by Laura Brown
Originally Published Jan 10, 2014
I spent last weekend proofreading the final proofs of How to Write Anything before it goes to press (it’s coming out in April!). How to Write Anything features two chapters of advice about what I call “e-writing”—that is, e-mail, text messages, social media, etc. As I read through these chapters, I found myself wondering, “Is this advice really timely? Surely people understand by now that that e-mail isn’t private, that instant messages are cached, that nothing on the web ever really disappears? Doesn’t everybody know this already?” The front pages of yesterday’s and today’s New York Times gave me my answer: a resounding “no.”
As I’m sure you’ve heard by now, New Jersey governor Chris Christie is caught up in a very public scandal precipitated by the release of e-mails and text messages from some of his associates. Apparently Christie’s (now former) deputy chief of staff Bridget Anne Kelly conspired with Port Authority official David Wildstein and others to close two lanes on the busy George Washington Bridge. Their motive was revenge on the Democratic mayor of Fort Lee, New Jersey for not supporting Christie’s re-election campaign. The lane closures created hideous traffic snarls that delayed commuters for as long as four hours and turned Fort Lee into a parking lot.

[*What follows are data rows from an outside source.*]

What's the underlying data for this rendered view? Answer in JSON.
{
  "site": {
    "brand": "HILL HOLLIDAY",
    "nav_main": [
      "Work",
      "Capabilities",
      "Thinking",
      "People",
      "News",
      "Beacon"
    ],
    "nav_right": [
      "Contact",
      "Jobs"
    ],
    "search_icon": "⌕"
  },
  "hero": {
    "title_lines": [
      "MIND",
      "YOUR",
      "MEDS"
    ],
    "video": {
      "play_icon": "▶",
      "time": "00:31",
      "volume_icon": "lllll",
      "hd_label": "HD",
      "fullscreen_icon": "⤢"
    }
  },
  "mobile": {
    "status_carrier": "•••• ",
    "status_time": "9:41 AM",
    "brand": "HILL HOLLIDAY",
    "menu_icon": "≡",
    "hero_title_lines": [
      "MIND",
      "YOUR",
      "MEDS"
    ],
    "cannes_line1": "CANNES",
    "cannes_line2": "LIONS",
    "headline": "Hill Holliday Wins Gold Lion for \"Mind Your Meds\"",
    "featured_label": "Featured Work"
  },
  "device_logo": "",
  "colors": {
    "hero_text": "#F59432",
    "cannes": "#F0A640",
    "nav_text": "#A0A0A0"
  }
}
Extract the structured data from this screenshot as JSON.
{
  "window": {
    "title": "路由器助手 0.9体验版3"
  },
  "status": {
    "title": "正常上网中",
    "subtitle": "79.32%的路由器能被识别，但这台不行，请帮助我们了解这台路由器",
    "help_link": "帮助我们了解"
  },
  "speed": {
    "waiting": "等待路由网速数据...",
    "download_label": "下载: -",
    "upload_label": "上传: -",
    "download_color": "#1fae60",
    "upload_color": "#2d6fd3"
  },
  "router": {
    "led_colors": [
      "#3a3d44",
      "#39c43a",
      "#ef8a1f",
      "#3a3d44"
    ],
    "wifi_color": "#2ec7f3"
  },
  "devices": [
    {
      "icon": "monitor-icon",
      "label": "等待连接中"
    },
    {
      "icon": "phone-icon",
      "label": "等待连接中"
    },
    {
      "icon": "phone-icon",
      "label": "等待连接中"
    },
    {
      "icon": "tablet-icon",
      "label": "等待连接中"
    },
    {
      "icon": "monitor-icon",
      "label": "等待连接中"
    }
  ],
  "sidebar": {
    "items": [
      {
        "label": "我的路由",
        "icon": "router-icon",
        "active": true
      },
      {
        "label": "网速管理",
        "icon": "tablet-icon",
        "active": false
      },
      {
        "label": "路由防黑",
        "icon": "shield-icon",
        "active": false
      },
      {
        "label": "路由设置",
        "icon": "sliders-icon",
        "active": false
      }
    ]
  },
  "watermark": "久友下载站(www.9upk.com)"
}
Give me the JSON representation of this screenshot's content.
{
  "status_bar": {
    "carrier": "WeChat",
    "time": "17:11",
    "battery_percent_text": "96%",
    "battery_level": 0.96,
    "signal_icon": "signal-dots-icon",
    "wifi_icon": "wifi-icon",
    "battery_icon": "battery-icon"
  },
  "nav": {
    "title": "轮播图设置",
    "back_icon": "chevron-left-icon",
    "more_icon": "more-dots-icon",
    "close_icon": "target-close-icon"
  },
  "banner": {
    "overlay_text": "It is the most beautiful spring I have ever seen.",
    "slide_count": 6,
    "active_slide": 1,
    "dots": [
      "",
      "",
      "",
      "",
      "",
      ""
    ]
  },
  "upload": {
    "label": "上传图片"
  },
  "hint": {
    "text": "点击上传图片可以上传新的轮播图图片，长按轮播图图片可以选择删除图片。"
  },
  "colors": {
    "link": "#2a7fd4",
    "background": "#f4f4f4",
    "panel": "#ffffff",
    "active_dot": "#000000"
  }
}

The Times produced e-mails and text messages belonging to Kelly and Wildstein that describe the plot. An opening e-mail from Kelly suggests “Time for some traffic problems in Fort Lee.” A reply from Wildstein acknowledges, “Got it.” Text messages from Wildstein mock school children stuck for hours on school buses—“they are the children of Buono voters” (referring to Governor Christie’s opponent in the gubernatorial election). When New York City officials intervened and re-opened lanes, Wildstein emailed Kelly, “the New York side gave Fort Lee back all three lanes this morning. We are appropriately going nuts. Samson helping us to retaliate.”
It’s important to note that the investigation into this incident is just beginning, and there is no evidence that Governor Christie was involved. However, the popular Governor has a big mess on his hands, and there’s widespread discussion that Christie’s chances for a White House bid in 2016 are finished as a result of the incriminating e-mails and texts.
If this is making you wonder if all your own e-mails and text messages are completely appropriate, good! In How to Write Anything, I share a simple trick you can use to check the appropriateness of your e-writing. Before you send an e-mail or text message, ask yourself, “how would I feel if this message appeared on the front page of the New York Times?” If the answer is “not good,” revise that message! This is probably the most important lesson you must learn about e-mail, whether you e-mail at work, at school, or in your personal life, and it’s exactly the lesson that Governor Christie’s aides failed to observe.
While I’m sure none of my readers would involve themselves in a scheme like this, this incident gives us all an opportunity to reflect on our own e-writing habits. Is there anything in your e-mail that might reflect badly on you or your company? Would you be comfortable with your boss seeing your instant messages? What about a college recruiter seeing your Facebook page? How would you feel about having your text messages printed on the front page of the New York Times?
If any of these questions give you pause, it’s time to remind yourself that nothing on the Internet is private. Cyber-communication is not getting any safer–in fact, the opposite is the case. Lack of caution can cause serious embarrassment or worse, as the governor and his associates are learning.
For more tips about keeping yourself (and your kids) safe in the world of cyber-communication, pre-order your copy of How to Write Anything on Amazon today.